3 Indians allege police abuse in Singapore riot case
Three Indian, facing charges in Singapore court for their alleged roles in December 8 riots here, have filed a formal complaint of police assault with the Internal Affairs Office (IAO) here, The Straits Times reported on Thursday.Updated: Jan 09, 2014 21:47 IST
Three Indian, facing charges in Singapore court for their alleged roles in December 8 riots here, have filed a formal complaint of police assault with the Internal Affairs Office (IAO) here, The Straits Times reported on Thursday.
The trio are IT product manager Arun Kaliamurthy, 28, who was visiting Singapore as a tourist when he was implicated in the riot, Rajendran Mohan, 25, and Ravi Arun Vengatesh, 24, who were working here but were alleged to have rioted.
The three alleged they were physically assaulted, and subjected to insults and threats, to get them to admit to their roles in the riot, Singapore's worst street violence in 40 years which left 39 Home Team/Police officers injured and 25 government vehicles damaged.
The three are out on bail.
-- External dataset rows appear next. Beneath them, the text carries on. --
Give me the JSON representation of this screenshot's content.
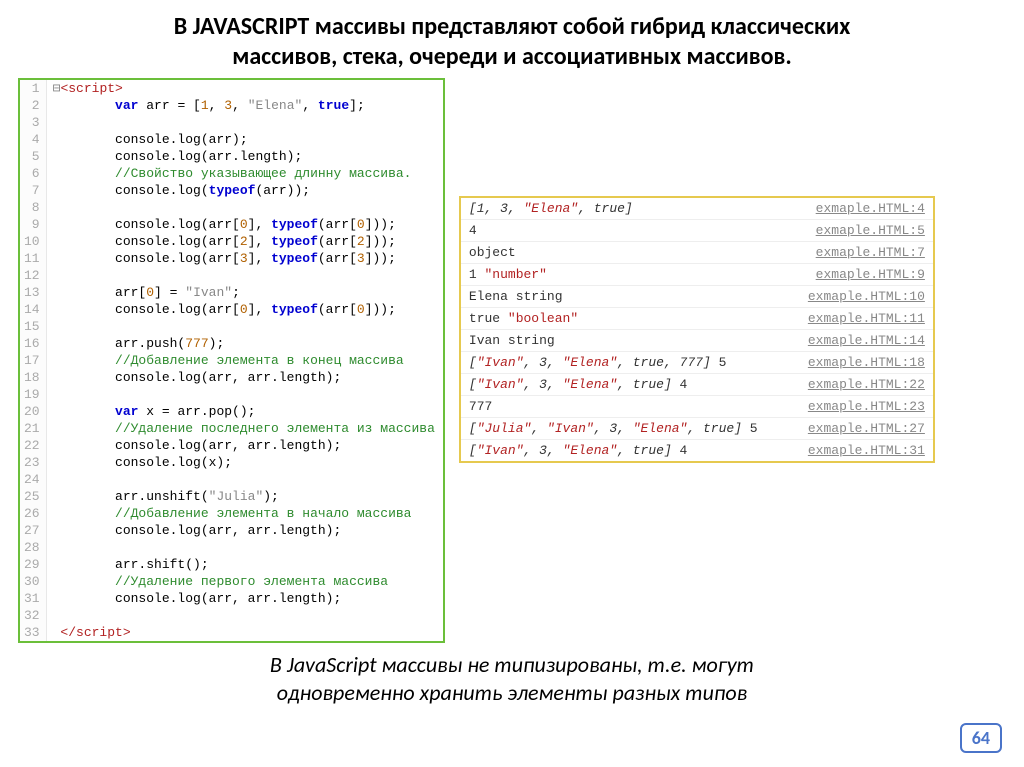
{
  "title_line1": "В JAVASCRIPT массивы представляют собой гибрид классических",
  "title_line2": "массивов, стека, очереди и ассоциативных массивов.",
  "code": {
    "lines": [
      {
        "n": "1",
        "html": "<span class='fold'>⊟</span><span class='tag'>&lt;script&gt;</span>"
      },
      {
        "n": "2",
        "html": "        <span class='kw'>var</span> arr = [<span class='num'>1</span>, <span class='num'>3</span>, <span class='str'>\"Elena\"</span>, <span class='bool'>true</span>];"
      },
      {
        "n": "3",
        "html": ""
      },
      {
        "n": "4",
        "html": "        console.log(arr);"
      },
      {
        "n": "5",
        "html": "        console.log(arr.length);"
      },
      {
        "n": "6",
        "html": "        <span class='cmt'>//Свойство указывающее длинну массива.</span>"
      },
      {
        "n": "7",
        "html": "        console.log(<span class='kw'>typeof</span>(arr));"
      },
      {
        "n": "8",
        "html": ""
      },
      {
        "n": "9",
        "html": "        console.log(arr[<span class='num'>0</span>], <span class='kw'>typeof</span>(arr[<span class='num'>0</span>]));"
      },
      {
        "n": "10",
        "html": "        console.log(arr[<span class='num'>2</span>], <span class='kw'>typeof</span>(arr[<span class='num'>2</span>]));"
      },
      {
        "n": "11",
        "html": "        console.log(arr[<span class='num'>3</span>], <span class='kw'>typeof</span>(arr[<span class='num'>3</span>]));"
      },
      {
        "n": "12",
        "html": ""
      },
      {
        "n": "13",
        "html": "        arr[<span class='num'>0</span>] = <span class='str'>\"Ivan\"</span>;"
      },
      {
        "n": "14",
        "html": "        console.log(arr[<span class='num'>0</span>], <span class='kw'>typeof</span>(arr[<span class='num'>0</span>]));"
      },
      {
        "n": "15",
        "html": ""
      },
      {
        "n": "16",
        "html": "        arr.push(<span class='num'>777</span>);"
      },
      {
        "n": "17",
        "html": "        <span class='cmt'>//Добавление элемента в конец массива</span>"
      },
      {
        "n": "18",
        "html": "        console.log(arr, arr.length);"
      },
      {
        "n": "19",
        "html": ""
      },
      {
        "n": "20",
        "html": "        <span class='kw'>var</span> x = arr.pop();"
      },
      {
        "n": "21",
        "html": "        <span class='cmt'>//Удаление последнего элемента из массива</span>"
      },
      {
        "n": "22",
        "html": "        console.log(arr, arr.length);"
      },
      {
        "n": "23",
        "html": "        console.log(x);"
      },
      {
        "n": "24",
        "html": ""
      },
      {
        "n": "25",
        "html": "        arr.unshift(<span class='str'>\"Julia\"</span>);"
      },
      {
        "n": "26",
        "html": "        <span class='cmt'>//Добавление элемента в начало массива</span>"
      },
      {
        "n": "27",
        "html": "        console.log(arr, arr.length);"
      },
      {
        "n": "28",
        "html": ""
      },
      {
        "n": "29",
        "html": "        arr.shift();"
      },
      {
        "n": "30",
        "html": "        <span class='cmt'>//Удаление первого элемента массива</span>"
      },
      {
        "n": "31",
        "html": "        console.log(arr, arr.length);"
      },
      {
        "n": "32",
        "html": ""
      },
      {
        "n": "33",
        "html": " <span class='tag'>&lt;/script&gt;</span>"
      }
    ]
  },
  "console": {
    "rows": [
      {
        "out": "<span class='ci'>[1, 3, <span class='cstr'>\"Elena\"</span>, true]</span>",
        "loc": "exmaple.HTML:4"
      },
      {
        "out": "4",
        "loc": "exmaple.HTML:5"
      },
      {
        "out": "object",
        "loc": "exmaple.HTML:7"
      },
      {
        "out": "1 <span class='cstr'>\"number\"</span>",
        "loc": "exmaple.HTML:9"
      },
      {
        "out": "Elena string",
        "loc": "exmaple.HTML:10"
      },
      {
        "out": "true <span class='cstr'>\"boolean\"</span>",
        "loc": "exmaple.HTML:11"
      },
      {
        "out": "Ivan string",
        "loc": "exmaple.HTML:14"
      },
      {
        "out": "<span class='ci'>[<span class='cstr'>\"Ivan\"</span>, 3, <span class='cstr'>\"Elena\"</span>, true, 777]</span> 5",
        "loc": "exmaple.HTML:18"
      },
      {
        "out": "<span class='ci'>[<span class='cstr'>\"Ivan\"</span>, 3, <span class='cstr'>\"Elena\"</span>, true]</span> 4",
        "loc": "exmaple.HTML:22"
      },
      {
        "out": "777",
        "loc": "exmaple.HTML:23"
      },
      {
        "out": "<span class='ci'>[<span class='cstr'>\"Julia\"</span>, <span class='cstr'>\"Ivan\"</span>, 3, <span class='cstr'>\"Elena\"</span>, true]</span> 5",
        "loc": "exmaple.HTML:27"
      },
      {
        "out": "<span class='ci'>[<span class='cstr'>\"Ivan\"</span>, 3, <span class='cstr'>\"Elena\"</span>, true]</span> 4",
        "loc": "exmaple.HTML:31"
      }
    ]
  },
  "footer_line1": "В JavaScript массивы не типизированы, т.е. могут",
  "footer_line2": "одновременно хранить элементы разных типов",
  "slide_number": "64"
}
They were arrested from separate places after the riot, and are part of 25 Indian nationals facing court charges for rioting in Singapore's Little India, a precinct of Indian-origin businesses, eateries and pubs where South Asians working in Singapore spend their day off.
Their lawyer, M. Ravi, urged a "fair and just" probe by the IAO into the allegations. The IAO is an independent unit of the Singapore Police Force that investigates disciplinary offences or crimes committed by officers during the course of their work. The IAO had taken statements from the three after they raised the allegations in court last month.
Rajendran had alleged that he was coerced to admit involvement in the riot, even if innocent, to accept blame "for the other Tamils who did indeed participate." The Straits Times cited Rajendran as saying that he was told if he did not confess, he would be "sent home in a body bag".
Arun said he was slapped and punched, including by a female officer.
Allegations of abuse first came up in court on December 17. Responding then, Singapore's Second Minister for Home Affairs, S. Iswaran, had said such claims were viewed seriously and would be investigated thoroughly.